Specific language for various units within NSF (Directorate, Office, Division, Program, etc.) is here:

On that page is a link to an FAQ about Data Management Plans: 
For an example, here is Frequently Asked Question #3:
3. Am I required to deposit my data in a public database?
What constitutes reasonable data management and access will be determined by the community of interest through the process of peer review and program management. In many cases, these standards already exist, but are likely to evolve as new technologies and resources become available.

We're all in a brave new world.  If you are a UMass Amherst person and are interested in speaking with a librarian about how the Library might be able to work with you on a Data Management Plan, please get in touch!

Friday, October 01, 2010

Academy Rankings Tell You a Lot, But Not Who's No. 1 in Any Field

Jeffrey Mervis
Science 1 October 2010: 18-19. 

This week's release of the long-awaited assessment of the quality of U.S. research doctoral programs by the National Academies' National Research Council will disappoint those who simply want to know who's No. 1 in any particular field, because the NRC assessment can look quite different depending on your definition of "best." 
 This National Academies' NRC study was discussed in a recent meeting I attended of the UMass Amherst Faculty Senate's council which is the liaison to the University's Development Office.  Rankings of this kind are always of interest to University administrations, naturally. Everyone speaking about it acknowledged that the 'rankings' are problematic in a number of ways.  One member commented that the people doing the ranking wouldn't have first-hand knowledge of the  departments they were judging among - it's a matter of reputation, apparently, rather than anything based on real data. That said, people will make use of the numbers in whatever way will benefit their agenda.  From the article in Science:
To be sure, NRC does rank programs—but oh so carefully. Instead of assigning a single score to each program in a particular field, the assessment ranks the program on five different scales. Each score is also presented as a range of rankings reflecting the 5th and 95th percentiles of the scores it received. The scales themselves are based on 20 characteristics (see table, p. 19) that the NRC panel deemed appropriate for a quantitative assessment. Two are supposed to portray the overall quality of the program—one derived from a reputational survey (the R scale), the other from a quantitative analysis (the S scale). Three others rely on subsets that address important dimensions of quality: research activity, student support and outcomes, and diversity. The report itself highlights the uncertainties generated by such an exercise by calling the results "illustrative rankings [that] are neither endorsed nor recommended by the NRC as an authoritative conclusion about the relative quality of doctoral programs."
 The report's Excel spreadsheets are available at or

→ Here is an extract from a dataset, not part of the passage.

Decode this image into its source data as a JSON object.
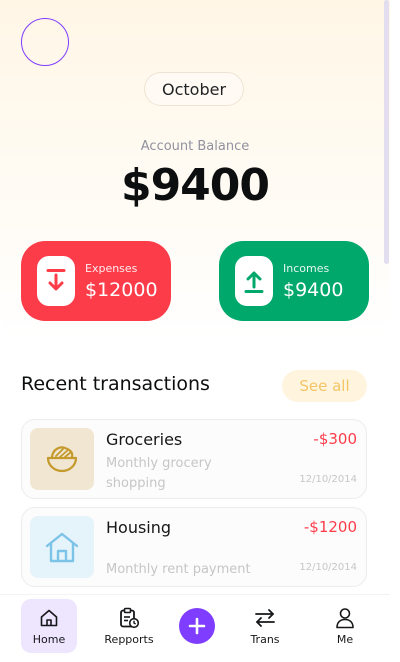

News article from Nature: "Emperor penguin's old clothes are unveiled"

Fossilized feathers reveal colourful past.

A 36-million-year-old fossilized penguin skeleton found on a cliff-face in Peru has given scientists insight into how penguin feathers, originally used for flight, adapted to swimming. The fossil, found by palaeontology student Ali Altamirano of the Museum of Natural History in Lima, contained intact pigments which researchers say mean that, instead of the black and white plumage of modern-day penguins, the ancient bird sported grey and reddish-brown feathers.
Image caption: The fossilised remains of a giant penguin reveals the birds were not always black and white. - Katie Browne, U.T. Austin
... [article continues - click on title to go to the original article]